• **DATA RECORDS**:
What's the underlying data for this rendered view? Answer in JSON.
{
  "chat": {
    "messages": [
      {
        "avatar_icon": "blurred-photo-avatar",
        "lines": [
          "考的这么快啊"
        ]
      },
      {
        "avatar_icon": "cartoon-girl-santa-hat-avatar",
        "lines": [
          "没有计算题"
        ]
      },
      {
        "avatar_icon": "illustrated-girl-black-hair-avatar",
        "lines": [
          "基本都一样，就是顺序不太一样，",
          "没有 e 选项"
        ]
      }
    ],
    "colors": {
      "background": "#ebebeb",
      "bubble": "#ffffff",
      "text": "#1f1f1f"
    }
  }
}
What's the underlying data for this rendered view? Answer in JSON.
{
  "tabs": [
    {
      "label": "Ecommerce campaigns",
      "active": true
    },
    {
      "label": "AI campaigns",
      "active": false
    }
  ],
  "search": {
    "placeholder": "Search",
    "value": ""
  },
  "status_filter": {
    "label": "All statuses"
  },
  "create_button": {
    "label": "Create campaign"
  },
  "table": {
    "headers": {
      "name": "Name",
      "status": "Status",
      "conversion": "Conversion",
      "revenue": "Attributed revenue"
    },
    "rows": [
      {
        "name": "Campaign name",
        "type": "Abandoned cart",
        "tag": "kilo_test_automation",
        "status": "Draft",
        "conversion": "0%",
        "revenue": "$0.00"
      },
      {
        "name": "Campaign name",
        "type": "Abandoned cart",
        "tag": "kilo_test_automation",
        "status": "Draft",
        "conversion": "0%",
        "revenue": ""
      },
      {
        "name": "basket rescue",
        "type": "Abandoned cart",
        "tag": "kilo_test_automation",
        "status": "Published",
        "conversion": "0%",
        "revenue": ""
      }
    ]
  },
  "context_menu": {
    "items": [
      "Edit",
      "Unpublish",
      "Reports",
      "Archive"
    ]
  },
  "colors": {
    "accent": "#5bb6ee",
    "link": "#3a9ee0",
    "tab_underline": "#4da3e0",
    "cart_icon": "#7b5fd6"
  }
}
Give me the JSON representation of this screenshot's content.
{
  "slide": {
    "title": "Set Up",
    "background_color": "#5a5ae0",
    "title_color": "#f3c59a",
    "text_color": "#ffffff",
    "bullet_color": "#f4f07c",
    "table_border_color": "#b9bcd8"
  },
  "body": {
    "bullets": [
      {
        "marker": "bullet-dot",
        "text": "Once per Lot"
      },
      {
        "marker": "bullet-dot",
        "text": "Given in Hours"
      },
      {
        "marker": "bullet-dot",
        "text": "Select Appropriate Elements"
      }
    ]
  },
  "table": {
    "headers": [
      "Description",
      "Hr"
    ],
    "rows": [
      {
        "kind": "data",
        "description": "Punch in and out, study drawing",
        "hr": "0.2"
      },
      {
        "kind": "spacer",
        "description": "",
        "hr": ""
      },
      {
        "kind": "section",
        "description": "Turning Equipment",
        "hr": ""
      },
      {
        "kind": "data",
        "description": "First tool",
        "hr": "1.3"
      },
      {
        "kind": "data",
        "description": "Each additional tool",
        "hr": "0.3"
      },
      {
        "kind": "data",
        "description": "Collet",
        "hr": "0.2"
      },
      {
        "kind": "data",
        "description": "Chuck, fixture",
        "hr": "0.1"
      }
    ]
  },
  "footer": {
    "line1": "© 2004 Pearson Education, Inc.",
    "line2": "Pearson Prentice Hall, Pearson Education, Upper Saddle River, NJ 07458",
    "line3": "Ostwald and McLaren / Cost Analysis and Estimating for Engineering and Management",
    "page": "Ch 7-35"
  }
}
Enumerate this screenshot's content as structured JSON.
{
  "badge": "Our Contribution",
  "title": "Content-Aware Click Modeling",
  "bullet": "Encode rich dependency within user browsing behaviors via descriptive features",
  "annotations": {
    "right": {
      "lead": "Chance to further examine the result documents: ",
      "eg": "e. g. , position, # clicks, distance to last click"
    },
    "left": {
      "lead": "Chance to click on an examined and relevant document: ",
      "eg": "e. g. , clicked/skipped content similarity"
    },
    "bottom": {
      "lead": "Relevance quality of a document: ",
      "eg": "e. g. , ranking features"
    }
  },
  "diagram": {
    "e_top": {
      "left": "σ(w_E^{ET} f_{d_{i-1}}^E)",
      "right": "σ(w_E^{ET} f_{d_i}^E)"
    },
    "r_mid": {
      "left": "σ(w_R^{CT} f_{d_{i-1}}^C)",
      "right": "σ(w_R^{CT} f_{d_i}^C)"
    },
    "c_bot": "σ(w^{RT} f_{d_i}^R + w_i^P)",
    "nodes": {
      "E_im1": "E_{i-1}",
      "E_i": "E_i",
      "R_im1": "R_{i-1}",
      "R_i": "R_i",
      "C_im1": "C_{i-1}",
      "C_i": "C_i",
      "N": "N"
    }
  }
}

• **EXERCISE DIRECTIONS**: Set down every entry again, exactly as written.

• **RESPONSE**:
What's the underlying data for this rendered view? Answer in JSON.
{
  "chat": {
    "messages": [
      {
        "avatar_icon": "blurred-photo-avatar",
        "lines": [
          "考的这么快啊"
        ]
      },
      {
        "avatar_icon": "cartoon-girl-santa-hat-avatar",
        "lines": [
          "没有计算题"
        ]
      },
      {
        "avatar_icon": "illustrated-girl-black-hair-avatar",
        "lines": [
          "基本都一样，就是顺序不太一样，",
          "没有 e 选项"
        ]
      }
    ],
    "colors": {
      "background": "#ebebeb",
      "bubble": "#ffffff",
      "text": "#1f1f1f"
    }
  }
}
What's the underlying data for this rendered view? Answer in JSON.
{
  "tabs": [
    {
      "label": "Ecommerce campaigns",
      "active": true
    },
    {
      "label": "AI campaigns",
      "active": false
    }
  ],
  "search": {
    "placeholder": "Search",
    "value": ""
  },
  "status_filter": {
    "label": "All statuses"
  },
  "create_button": {
    "label": "Create campaign"
  },
  "table": {
    "headers": {
      "name": "Name",
      "status": "Status",
      "conversion": "Conversion",
      "revenue": "Attributed revenue"
    },
    "rows": [
      {
        "name": "Campaign name",
        "type": "Abandoned cart",
        "tag": "kilo_test_automation",
        "status": "Draft",
        "conversion": "0%",
        "revenue": "$0.00"
      },
      {
        "name": "Campaign name",
        "type": "Abandoned cart",
        "tag": "kilo_test_automation",
        "status": "Draft",
        "conversion": "0%",
        "revenue": ""
      },
      {
        "name": "basket rescue",
        "type": "Abandoned cart",
        "tag": "kilo_test_automation",
        "status": "Published",
        "conversion": "0%",
        "revenue": ""
      }
    ]
  },
  "context_menu": {
    "items": [
      "Edit",
      "Unpublish",
      "Reports",
      "Archive"
    ]
  },
  "colors": {
    "accent": "#5bb6ee",
    "link": "#3a9ee0",
    "tab_underline": "#4da3e0",
    "cart_icon": "#7b5fd6"
  }
}
Give me the JSON representation of this screenshot's content.
{
  "slide": {
    "title": "Set Up",
    "background_color": "#5a5ae0",
    "title_color": "#f3c59a",
    "text_color": "#ffffff",
    "bullet_color": "#f4f07c",
    "table_border_color": "#b9bcd8"
  },
  "body": {
    "bullets": [
      {
        "marker": "bullet-dot",
        "text": "Once per Lot"
      },
      {
        "marker": "bullet-dot",
        "text": "Given in Hours"
      },
      {
        "marker": "bullet-dot",
        "text": "Select Appropriate Elements"
      }
    ]
  },
  "table": {
    "headers": [
      "Description",
      "Hr"
    ],
    "rows": [
      {
        "kind": "data",
        "description": "Punch in and out, study drawing",
        "hr": "0.2"
      },
      {
        "kind": "spacer",
        "description": "",
        "hr": ""
      },
      {
        "kind": "section",
        "description": "Turning Equipment",
        "hr": ""
      },
      {
        "kind": "data",
        "description": "First tool",
        "hr": "1.3"
      },
      {
        "kind": "data",
        "description": "Each additional tool",
        "hr": "0.3"
      },
      {
        "kind": "data",
        "description": "Collet",
        "hr": "0.2"
      },
      {
        "kind": "data",
        "description": "Chuck, fixture",
        "hr": "0.1"
      }
    ]
  },
  "footer": {
    "line1": "© 2004 Pearson Education, Inc.",
    "line2": "Pearson Prentice Hall, Pearson Education, Upper Saddle River, NJ 07458",
    "line3": "Ostwald and McLaren / Cost Analysis and Estimating for Engineering and Management",
    "page": "Ch 7-35"
  }
}
Enumerate this screenshot's content as structured JSON.
{
  "badge": "Our Contribution",
  "title": "Content-Aware Click Modeling",
  "bullet": "Encode rich dependency within user browsing behaviors via descriptive features",
  "annotations": {
    "right": {
      "lead": "Chance to further examine the result documents: ",
      "eg": "e. g. , position, # clicks, distance to last click"
    },
    "left": {
      "lead": "Chance to click on an examined and relevant document: ",
      "eg": "e. g. , clicked/skipped content similarity"
    },
    "bottom": {
      "lead": "Relevance quality of a document: ",
      "eg": "e. g. , ranking features"
    }
  },
  "diagram": {
    "e_top": {
      "left": "σ(w_E^{ET} f_{d_{i-1}}^E)",
      "right": "σ(w_E^{ET} f_{d_i}^E)"
    },
    "r_mid": {
      "left": "σ(w_R^{CT} f_{d_{i-1}}^C)",
      "right": "σ(w_R^{CT} f_{d_i}^C)"
    },
    "c_bot": "σ(w^{RT} f_{d_i}^R + w_i^P)",
    "nodes": {
      "E_im1": "E_{i-1}",
      "E_i": "E_i",
      "R_im1": "R_{i-1}",
      "R_i": "R_i",
      "C_im1": "C_{i-1}",
      "C_i": "C_i",
      "N": "N"
    }
  }
}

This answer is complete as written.